Google, it turns out, feels my pain and wants to help. To that end, they have created an extraordinary site that offers anyone with a computer the ability to explore many of the world’s most famous museums. The site is called, simply enough, Art Project, and can be found at http://www.googleartproject.com/. Log on and you can–virtually–walk through Versailles, the Hermitage and London’s National Gallery (among others) without ever setting foot on a plane. Continue reading
When I was little, my favorite movie was The Sound of Music. I still know every song and scene by heart. In junior high—that ages me!—our school put on Lil’ Abner and I was the understudy for Daisy Mae. I loved musicals then and I still love them today. One of the great joys of my adult life has been seeing musicals performed—I try and get to New York at least once a year to see a show and have season tickets to my very good local performing arts center. Recently a friend and I went to go see the Tony award winning In the Heights. I thought it was excellent. The play covers three days in a mélange of characters’ lives in the northern Manhattan neighborhood of Washington Heights and was nominated for thirteen Tony Awards in 2008—it won four.
Seeing In the Heights got me thinking about my favorite musicals.
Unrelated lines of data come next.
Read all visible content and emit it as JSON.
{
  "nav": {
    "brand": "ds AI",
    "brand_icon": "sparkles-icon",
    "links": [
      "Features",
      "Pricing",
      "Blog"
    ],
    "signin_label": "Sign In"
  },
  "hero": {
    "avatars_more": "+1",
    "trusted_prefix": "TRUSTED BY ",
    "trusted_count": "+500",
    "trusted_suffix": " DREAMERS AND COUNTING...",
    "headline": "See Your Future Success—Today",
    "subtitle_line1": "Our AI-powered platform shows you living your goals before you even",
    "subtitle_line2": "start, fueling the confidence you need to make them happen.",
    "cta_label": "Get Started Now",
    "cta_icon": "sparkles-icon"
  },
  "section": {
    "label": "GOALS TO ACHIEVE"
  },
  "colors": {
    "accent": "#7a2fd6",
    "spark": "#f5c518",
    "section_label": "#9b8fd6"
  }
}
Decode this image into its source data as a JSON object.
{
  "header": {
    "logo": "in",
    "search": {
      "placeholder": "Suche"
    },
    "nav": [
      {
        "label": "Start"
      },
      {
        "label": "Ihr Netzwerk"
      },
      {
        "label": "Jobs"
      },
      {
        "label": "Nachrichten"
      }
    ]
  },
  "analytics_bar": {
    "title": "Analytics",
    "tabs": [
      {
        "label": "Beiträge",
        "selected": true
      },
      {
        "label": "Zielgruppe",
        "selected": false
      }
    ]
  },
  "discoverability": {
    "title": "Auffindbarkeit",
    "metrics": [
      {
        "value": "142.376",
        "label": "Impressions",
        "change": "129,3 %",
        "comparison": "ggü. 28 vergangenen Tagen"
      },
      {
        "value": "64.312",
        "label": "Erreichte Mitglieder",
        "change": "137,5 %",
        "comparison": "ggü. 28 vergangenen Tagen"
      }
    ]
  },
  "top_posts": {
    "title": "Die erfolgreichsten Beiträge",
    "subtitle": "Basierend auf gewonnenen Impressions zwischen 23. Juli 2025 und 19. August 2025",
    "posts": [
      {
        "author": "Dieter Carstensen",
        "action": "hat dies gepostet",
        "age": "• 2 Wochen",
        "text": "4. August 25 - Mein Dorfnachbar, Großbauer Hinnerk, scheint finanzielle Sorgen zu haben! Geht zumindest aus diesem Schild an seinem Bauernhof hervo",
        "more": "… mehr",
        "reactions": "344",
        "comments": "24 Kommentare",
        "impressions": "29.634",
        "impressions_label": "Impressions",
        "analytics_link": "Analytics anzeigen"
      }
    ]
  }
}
When I was growing up the musicals I loved were those I saw on television: My Fair Lady, Mary Poppins, Fiddler on the Roof, Funny Girl, The Music Man, West Side Story, Grease (still the highest grossing movie musical of all time), South Pacific and my beloved Sound of Music. (Trivia fact: a woman named Marnie Nixon sang the parts of Eliza in MFL, Sister Sophia in SoM, Maria in WSS, as well as Anna in The King and I.) Continue reading